(Data records for software interfaces)

--------------------

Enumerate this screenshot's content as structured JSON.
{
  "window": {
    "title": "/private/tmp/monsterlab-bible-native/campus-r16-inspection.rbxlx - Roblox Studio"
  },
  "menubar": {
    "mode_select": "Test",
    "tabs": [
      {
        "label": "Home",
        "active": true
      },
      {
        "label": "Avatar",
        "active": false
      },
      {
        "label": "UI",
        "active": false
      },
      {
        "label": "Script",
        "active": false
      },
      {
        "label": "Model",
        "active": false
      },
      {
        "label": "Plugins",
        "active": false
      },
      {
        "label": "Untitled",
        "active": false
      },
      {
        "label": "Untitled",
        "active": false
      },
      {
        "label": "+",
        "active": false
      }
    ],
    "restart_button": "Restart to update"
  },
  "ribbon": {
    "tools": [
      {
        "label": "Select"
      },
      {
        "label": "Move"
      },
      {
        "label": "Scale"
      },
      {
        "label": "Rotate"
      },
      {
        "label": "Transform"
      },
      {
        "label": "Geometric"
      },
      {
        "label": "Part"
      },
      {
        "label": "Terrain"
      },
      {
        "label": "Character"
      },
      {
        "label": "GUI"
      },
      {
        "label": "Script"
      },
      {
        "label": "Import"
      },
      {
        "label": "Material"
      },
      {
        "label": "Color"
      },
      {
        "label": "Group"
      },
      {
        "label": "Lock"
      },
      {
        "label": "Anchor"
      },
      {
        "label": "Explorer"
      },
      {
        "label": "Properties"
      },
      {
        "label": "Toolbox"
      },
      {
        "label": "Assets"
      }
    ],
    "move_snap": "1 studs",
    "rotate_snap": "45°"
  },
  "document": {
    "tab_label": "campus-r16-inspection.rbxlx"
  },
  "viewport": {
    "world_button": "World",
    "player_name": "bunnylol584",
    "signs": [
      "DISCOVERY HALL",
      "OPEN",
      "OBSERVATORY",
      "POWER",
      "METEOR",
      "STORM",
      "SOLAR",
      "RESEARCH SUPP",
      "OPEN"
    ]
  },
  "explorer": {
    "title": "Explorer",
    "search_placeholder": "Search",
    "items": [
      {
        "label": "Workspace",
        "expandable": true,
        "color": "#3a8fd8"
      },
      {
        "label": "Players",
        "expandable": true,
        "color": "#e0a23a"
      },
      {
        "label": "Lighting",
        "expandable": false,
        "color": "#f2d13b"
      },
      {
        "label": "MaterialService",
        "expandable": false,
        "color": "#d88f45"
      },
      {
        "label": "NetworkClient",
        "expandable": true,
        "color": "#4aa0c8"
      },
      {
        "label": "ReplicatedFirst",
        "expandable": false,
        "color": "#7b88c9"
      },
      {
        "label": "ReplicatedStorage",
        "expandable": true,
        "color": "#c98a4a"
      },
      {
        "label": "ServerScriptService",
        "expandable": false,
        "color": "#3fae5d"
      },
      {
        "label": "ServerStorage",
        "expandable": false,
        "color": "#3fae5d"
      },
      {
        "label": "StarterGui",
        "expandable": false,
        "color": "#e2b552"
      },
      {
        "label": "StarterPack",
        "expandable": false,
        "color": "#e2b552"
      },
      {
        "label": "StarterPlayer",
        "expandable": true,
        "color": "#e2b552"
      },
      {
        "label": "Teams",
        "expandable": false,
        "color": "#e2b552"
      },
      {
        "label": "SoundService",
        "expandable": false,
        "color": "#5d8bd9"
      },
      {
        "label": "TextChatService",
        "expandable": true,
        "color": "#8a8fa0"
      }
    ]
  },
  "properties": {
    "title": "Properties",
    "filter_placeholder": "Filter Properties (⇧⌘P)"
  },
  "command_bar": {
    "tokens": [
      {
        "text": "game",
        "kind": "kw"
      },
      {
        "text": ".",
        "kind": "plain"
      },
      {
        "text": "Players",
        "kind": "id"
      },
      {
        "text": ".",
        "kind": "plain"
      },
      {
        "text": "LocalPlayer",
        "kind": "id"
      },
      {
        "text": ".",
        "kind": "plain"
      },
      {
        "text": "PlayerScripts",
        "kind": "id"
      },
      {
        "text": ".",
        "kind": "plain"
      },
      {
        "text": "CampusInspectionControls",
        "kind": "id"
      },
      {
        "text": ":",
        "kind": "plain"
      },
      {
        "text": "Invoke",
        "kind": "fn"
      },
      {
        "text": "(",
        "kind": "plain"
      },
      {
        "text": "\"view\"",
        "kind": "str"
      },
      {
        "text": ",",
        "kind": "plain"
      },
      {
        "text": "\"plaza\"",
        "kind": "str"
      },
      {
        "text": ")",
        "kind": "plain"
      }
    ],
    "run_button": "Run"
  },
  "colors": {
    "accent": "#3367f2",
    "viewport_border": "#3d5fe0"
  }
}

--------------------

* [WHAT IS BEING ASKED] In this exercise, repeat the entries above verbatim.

* [PROBLEM SOLUTION]
Enumerate this screenshot's content as structured JSON.
{
  "window": {
    "title": "/private/tmp/monsterlab-bible-native/campus-r16-inspection.rbxlx - Roblox Studio"
  },
  "menubar": {
    "mode_select": "Test",
    "tabs": [
      {
        "label": "Home",
        "active": true
      },
      {
        "label": "Avatar",
        "active": false
      },
      {
        "label": "UI",
        "active": false
      },
      {
        "label": "Script",
        "active": false
      },
      {
        "label": "Model",
        "active": false
      },
      {
        "label": "Plugins",
        "active": false
      },
      {
        "label": "Untitled",
        "active": false
      },
      {
        "label": "Untitled",
        "active": false
      },
      {
        "label": "+",
        "active": false
      }
    ],
    "restart_button": "Restart to update"
  },
  "ribbon": {
    "tools": [
      {
        "label": "Select"
      },
      {
        "label": "Move"
      },
      {
        "label": "Scale"
      },
      {
        "label": "Rotate"
      },
      {
        "label": "Transform"
      },
      {
        "label": "Geometric"
      },
      {
        "label": "Part"
      },
      {
        "label": "Terrain"
      },
      {
        "label": "Character"
      },
      {
        "label": "GUI"
      },
      {
        "label": "Script"
      },
      {
        "label": "Import"
      },
      {
        "label": "Material"
      },
      {
        "label": "Color"
      },
      {
        "label": "Group"
      },
      {
        "label": "Lock"
      },
      {
        "label": "Anchor"
      },
      {
        "label": "Explorer"
      },
      {
        "label": "Properties"
      },
      {
        "label": "Toolbox"
      },
      {
        "label": "Assets"
      }
    ],
    "move_snap": "1 studs",
    "rotate_snap": "45°"
  },
  "document": {
    "tab_label": "campus-r16-inspection.rbxlx"
  },
  "viewport": {
    "world_button": "World",
    "player_name": "bunnylol584",
    "signs": [
      "DISCOVERY HALL",
      "OPEN",
      "OBSERVATORY",
      "POWER",
      "METEOR",
      "STORM",
      "SOLAR",
      "RESEARCH SUPP",
      "OPEN"
    ]
  },
  "explorer": {
    "title": "Explorer",
    "search_placeholder": "Search",
    "items": [
      {
        "label": "Workspace",
        "expandable": true,
        "color": "#3a8fd8"
      },
      {
        "label": "Players",
        "expandable": true,
        "color": "#e0a23a"
      },
      {
        "label": "Lighting",
        "expandable": false,
        "color": "#f2d13b"
      },
      {
        "label": "MaterialService",
        "expandable": false,
        "color": "#d88f45"
      },
      {
        "label": "NetworkClient",
        "expandable": true,
        "color": "#4aa0c8"
      },
      {
        "label": "ReplicatedFirst",
        "expandable": false,
        "color": "#7b88c9"
      },
      {
        "label": "ReplicatedStorage",
        "expandable": true,
        "color": "#c98a4a"
      },
      {
        "label": "ServerScriptService",
        "expandable": false,
        "color": "#3fae5d"
      },
      {
        "label": "ServerStorage",
        "expandable": false,
        "color": "#3fae5d"
      },
      {
        "label": "StarterGui",
        "expandable": false,
        "color": "#e2b552"
      },
      {
        "label": "StarterPack",
        "expandable": false,
        "color": "#e2b552"
      },
      {
        "label": "StarterPlayer",
        "expandable": true,
        "color": "#e2b552"
      },
      {
        "label": "Teams",
        "expandable": false,
        "color": "#e2b552"
      },
      {
        "label": "SoundService",
        "expandable": false,
        "color": "#5d8bd9"
      },
      {
        "label": "TextChatService",
        "expandable": true,
        "color": "#8a8fa0"
      }
    ]
  },
  "properties": {
    "title": "Properties",
    "filter_placeholder": "Filter Properties (⇧⌘P)"
  },
  "command_bar": {
    "tokens": [
      {
        "text": "game",
        "kind": "kw"
      },
      {
        "text": ".",
        "kind": "plain"
      },
      {
        "text": "Players",
        "kind": "id"
      },
      {
        "text": ".",
        "kind": "plain"
      },
      {
        "text": "LocalPlayer",
        "kind": "id"
      },
      {
        "text": ".",
        "kind": "plain"
      },
      {
        "text": "PlayerScripts",
        "kind": "id"
      },
      {
        "text": ".",
        "kind": "plain"
      },
      {
        "text": "CampusInspectionControls",
        "kind": "id"
      },
      {
        "text": ":",
        "kind": "plain"
      },
      {
        "text": "Invoke",
        "kind": "fn"
      },
      {
        "text": "(",
        "kind": "plain"
      },
      {
        "text": "\"view\"",
        "kind": "str"
      },
      {
        "text": ",",
        "kind": "plain"
      },
      {
        "text": "\"plaza\"",
        "kind": "str"
      },
      {
        "text": ")",
        "kind": "plain"
      }
    ],
    "run_button": "Run"
  },
  "colors": {
    "accent": "#3367f2",
    "viewport_border": "#3d5fe0"
  }
}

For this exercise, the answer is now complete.